Como Pueblos Indígenas, estamos extremadamente consternados por que los principios que se acordó incorporar en el Acuerdo de los Pueblos de Cochabamba han sido eliminados unilateralmente del documento de negociación publicado el 24 de noviembre. Igual de alarmante es la errónea representación del acuerdo de Copenhague como un camino legitimo a seguir hacia adelante. A pesar de las amplias denuncias por la sociedad civil y su tibia recepción el pasado diciembre en Dinamarca, cuando las Naciones Unidas meramente “tomo nota” de ello.

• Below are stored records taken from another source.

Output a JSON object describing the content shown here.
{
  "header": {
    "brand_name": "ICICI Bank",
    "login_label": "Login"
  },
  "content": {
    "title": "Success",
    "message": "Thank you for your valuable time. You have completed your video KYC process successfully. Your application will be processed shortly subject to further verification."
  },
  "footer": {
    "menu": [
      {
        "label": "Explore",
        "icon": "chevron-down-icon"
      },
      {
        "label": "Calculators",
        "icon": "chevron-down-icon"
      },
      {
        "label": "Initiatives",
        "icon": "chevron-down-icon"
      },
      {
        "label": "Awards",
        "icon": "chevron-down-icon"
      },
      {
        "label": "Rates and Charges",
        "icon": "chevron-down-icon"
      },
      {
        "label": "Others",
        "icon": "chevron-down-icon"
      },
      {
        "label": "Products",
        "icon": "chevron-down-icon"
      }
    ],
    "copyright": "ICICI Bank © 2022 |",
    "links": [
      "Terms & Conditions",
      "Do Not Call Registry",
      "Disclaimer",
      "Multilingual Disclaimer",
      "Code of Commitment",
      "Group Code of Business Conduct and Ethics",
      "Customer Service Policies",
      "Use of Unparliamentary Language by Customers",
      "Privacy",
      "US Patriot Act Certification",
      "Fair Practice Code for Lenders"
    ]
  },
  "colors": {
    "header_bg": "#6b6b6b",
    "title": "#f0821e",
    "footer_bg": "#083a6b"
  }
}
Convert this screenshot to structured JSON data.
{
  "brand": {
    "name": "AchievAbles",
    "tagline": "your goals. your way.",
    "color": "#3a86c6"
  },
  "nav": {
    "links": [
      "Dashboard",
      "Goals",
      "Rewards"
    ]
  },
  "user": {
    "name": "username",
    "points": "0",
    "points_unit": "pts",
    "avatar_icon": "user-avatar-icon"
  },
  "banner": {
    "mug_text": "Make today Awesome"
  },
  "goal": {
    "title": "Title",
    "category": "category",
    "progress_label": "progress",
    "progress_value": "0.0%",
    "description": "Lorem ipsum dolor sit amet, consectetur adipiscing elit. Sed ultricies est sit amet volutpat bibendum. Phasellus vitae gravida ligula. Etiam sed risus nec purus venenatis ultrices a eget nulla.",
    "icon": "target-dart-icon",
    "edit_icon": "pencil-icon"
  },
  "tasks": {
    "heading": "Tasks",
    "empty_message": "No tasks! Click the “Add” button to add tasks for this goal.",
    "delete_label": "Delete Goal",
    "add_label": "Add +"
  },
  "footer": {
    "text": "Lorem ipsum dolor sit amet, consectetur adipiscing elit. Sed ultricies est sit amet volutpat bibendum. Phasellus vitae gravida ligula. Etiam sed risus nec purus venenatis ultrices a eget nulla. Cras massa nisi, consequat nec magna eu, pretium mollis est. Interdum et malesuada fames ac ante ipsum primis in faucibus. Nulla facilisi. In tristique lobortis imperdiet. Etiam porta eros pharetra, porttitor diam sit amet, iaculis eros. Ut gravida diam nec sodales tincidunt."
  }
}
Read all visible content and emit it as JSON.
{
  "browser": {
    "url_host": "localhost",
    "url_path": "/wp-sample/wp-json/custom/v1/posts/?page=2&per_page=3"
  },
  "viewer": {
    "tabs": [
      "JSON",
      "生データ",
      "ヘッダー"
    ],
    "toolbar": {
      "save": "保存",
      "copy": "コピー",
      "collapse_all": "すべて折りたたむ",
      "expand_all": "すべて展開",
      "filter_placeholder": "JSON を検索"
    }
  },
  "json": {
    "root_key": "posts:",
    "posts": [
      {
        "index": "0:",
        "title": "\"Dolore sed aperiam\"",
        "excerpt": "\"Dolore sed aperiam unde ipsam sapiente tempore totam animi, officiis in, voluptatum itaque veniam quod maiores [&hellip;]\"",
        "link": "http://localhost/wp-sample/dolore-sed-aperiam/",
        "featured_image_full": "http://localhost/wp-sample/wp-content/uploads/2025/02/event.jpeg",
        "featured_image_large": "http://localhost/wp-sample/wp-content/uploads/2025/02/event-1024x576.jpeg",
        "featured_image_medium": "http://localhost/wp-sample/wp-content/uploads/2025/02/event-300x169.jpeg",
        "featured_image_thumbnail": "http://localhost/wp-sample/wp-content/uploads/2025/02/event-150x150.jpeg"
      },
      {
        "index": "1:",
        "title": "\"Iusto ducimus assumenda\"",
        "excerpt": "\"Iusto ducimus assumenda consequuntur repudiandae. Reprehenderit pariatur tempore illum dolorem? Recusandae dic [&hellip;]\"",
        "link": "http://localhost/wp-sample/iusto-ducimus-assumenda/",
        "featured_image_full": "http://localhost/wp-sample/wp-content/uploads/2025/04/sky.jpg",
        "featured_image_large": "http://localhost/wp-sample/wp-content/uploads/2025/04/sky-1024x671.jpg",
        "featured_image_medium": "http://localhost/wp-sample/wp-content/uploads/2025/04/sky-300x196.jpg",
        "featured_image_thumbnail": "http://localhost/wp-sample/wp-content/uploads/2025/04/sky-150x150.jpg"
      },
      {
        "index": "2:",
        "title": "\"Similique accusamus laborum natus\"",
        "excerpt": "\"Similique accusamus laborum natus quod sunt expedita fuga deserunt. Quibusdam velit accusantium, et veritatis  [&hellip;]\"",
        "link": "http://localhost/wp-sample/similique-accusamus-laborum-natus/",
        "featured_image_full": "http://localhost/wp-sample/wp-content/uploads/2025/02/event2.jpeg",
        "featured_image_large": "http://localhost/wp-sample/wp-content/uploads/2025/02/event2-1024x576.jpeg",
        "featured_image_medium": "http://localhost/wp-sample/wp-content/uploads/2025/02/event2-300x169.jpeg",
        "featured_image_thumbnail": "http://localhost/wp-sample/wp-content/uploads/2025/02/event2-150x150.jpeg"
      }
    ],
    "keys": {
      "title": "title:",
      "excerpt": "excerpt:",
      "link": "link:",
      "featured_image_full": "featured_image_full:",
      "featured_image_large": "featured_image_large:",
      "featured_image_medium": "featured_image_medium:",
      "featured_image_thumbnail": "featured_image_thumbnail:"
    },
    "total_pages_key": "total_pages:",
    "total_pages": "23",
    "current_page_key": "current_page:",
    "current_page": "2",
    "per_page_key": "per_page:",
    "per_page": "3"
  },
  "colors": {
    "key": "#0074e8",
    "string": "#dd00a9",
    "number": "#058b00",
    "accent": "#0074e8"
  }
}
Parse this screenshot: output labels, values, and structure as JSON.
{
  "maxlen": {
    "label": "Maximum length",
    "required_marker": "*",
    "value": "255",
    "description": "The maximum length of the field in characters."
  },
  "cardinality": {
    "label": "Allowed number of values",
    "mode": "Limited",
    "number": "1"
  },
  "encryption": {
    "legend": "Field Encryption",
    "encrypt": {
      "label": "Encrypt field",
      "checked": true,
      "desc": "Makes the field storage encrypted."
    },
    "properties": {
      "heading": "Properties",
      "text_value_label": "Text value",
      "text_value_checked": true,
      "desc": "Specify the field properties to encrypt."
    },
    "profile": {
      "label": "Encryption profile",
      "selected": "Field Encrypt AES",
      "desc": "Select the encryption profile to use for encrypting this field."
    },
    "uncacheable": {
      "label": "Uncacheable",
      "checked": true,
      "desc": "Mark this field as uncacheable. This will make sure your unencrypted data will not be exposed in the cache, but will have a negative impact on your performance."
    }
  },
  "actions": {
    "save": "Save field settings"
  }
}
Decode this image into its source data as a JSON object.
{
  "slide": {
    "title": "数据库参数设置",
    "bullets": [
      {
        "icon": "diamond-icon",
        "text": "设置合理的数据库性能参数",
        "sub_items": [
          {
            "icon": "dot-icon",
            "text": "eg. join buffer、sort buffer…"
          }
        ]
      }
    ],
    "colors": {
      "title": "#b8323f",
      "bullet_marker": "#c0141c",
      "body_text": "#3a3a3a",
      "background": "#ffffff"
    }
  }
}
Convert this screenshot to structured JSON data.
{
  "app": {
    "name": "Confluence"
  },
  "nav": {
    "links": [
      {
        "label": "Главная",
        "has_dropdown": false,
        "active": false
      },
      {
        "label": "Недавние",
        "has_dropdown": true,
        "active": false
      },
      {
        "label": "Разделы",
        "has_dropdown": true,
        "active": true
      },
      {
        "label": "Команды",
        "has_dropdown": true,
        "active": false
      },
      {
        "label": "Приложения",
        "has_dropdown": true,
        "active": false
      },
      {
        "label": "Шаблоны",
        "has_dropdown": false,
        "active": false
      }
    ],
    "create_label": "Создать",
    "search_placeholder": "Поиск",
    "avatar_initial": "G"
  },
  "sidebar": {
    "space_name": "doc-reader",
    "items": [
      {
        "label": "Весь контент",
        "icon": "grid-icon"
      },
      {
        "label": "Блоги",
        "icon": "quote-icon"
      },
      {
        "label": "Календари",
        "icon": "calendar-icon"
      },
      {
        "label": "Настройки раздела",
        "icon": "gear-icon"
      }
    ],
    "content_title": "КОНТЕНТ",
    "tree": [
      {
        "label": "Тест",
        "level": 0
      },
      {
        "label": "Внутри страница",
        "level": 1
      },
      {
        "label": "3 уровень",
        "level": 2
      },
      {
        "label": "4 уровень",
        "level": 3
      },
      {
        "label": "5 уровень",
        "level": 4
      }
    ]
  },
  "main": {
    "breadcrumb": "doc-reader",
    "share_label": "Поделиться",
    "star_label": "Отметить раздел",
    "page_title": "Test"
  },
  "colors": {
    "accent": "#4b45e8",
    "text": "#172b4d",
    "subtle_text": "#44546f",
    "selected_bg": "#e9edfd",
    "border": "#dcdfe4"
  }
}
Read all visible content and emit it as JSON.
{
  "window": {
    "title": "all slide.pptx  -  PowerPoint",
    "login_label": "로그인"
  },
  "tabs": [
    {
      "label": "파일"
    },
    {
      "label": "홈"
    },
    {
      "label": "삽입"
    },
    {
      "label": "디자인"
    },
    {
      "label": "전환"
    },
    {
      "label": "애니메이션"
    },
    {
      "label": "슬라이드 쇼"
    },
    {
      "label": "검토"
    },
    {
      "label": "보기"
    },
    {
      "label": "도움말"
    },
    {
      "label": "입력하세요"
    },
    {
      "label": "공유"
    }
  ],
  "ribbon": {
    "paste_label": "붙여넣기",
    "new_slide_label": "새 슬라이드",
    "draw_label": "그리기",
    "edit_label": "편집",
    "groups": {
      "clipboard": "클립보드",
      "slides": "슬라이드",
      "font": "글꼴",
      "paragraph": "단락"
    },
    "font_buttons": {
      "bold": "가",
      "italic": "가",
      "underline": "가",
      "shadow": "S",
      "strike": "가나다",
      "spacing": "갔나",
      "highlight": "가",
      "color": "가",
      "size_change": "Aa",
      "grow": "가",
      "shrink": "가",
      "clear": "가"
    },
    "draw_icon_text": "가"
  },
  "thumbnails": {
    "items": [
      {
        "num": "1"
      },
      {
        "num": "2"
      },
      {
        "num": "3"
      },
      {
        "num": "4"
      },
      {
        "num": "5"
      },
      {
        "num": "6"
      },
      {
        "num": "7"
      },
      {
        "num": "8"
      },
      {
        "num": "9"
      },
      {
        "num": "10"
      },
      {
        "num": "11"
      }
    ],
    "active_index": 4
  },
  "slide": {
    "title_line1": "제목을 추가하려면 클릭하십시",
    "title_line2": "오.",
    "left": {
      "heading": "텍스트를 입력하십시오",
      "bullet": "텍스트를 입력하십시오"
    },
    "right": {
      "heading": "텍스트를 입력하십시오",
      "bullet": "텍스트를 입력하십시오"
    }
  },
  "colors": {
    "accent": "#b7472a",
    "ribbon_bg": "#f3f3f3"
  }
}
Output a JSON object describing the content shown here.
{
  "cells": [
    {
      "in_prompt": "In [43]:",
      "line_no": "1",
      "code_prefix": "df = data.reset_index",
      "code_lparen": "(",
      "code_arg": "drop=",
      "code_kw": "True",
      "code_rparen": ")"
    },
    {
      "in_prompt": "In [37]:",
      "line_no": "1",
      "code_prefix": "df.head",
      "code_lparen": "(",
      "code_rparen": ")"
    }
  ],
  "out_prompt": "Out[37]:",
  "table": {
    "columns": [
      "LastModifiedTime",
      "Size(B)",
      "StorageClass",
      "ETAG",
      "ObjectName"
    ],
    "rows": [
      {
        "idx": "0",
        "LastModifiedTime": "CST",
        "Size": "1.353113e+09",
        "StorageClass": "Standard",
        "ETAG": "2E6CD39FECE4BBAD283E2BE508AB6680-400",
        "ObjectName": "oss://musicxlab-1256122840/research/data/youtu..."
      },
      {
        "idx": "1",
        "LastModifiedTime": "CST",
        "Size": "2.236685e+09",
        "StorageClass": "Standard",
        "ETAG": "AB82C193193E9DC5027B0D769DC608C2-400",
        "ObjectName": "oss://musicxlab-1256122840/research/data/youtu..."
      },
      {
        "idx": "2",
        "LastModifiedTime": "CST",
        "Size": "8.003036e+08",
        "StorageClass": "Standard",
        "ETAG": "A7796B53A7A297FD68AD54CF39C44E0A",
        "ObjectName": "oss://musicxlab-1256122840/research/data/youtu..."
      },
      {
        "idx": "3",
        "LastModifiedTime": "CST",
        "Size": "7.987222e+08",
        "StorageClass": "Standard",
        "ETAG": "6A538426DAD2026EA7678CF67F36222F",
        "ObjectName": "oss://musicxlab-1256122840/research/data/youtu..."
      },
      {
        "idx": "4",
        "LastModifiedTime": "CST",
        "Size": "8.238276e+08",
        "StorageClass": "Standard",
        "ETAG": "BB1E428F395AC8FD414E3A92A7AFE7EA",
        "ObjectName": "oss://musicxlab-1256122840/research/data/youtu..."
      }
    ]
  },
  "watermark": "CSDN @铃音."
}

Alberto Saldamando, consejero para el Consejo Internacional del Tratado Indígena, declaró “Cochabamba enfatiza los derechos humanos,” “Copenhague abogaba por la avaricia. En Cochabamba, la sociedad civil global condenó el enfoque de mercado que no hace nada para abordar el cambio y que solo amenaza a los más vulnerables.La desaparición del texto de Cochabamba del documento actual de negociaciones manda un desafortunado mensaje sobre lo que podemos esperar de COP.”
Más allá de la falta de transparencia en el proceso, una preocupación clave con el documento de Copenhague es al amplio apoyo por REDD (Reducción de las Emisiones por la Deforestación y la Degradación). Mientras que REDD permitiría a los contaminadores continuar sus prácticas virtualmente sin ningún freno, también amenaza a los Pueblos Indígenas y a aquellos que dependen de la tierra con el desplazamiento y la marginalización. No contiene salvaguardias, ni garantías de derechos, y si un sin fin de potenciales retos gubernamentales. Nuestras intervenciones en las negociaciones de esta semana sobre el clima se enfocarán en estos retos.
Indigenous Environmental Network (Red Indígena Ambiental) seguirá impulsando cuatro principios de Justicia Climática:
1. Dejar a los combustibles fósiles dentro de la tierra
2. Soluciones reales y efectivas basadas en equidad y justicia
3. Los países Industrializados deben tomar su responsabilidad
4. Practicar el buen vivir con la tierra
PHOTO CREDIT: David Gilbert.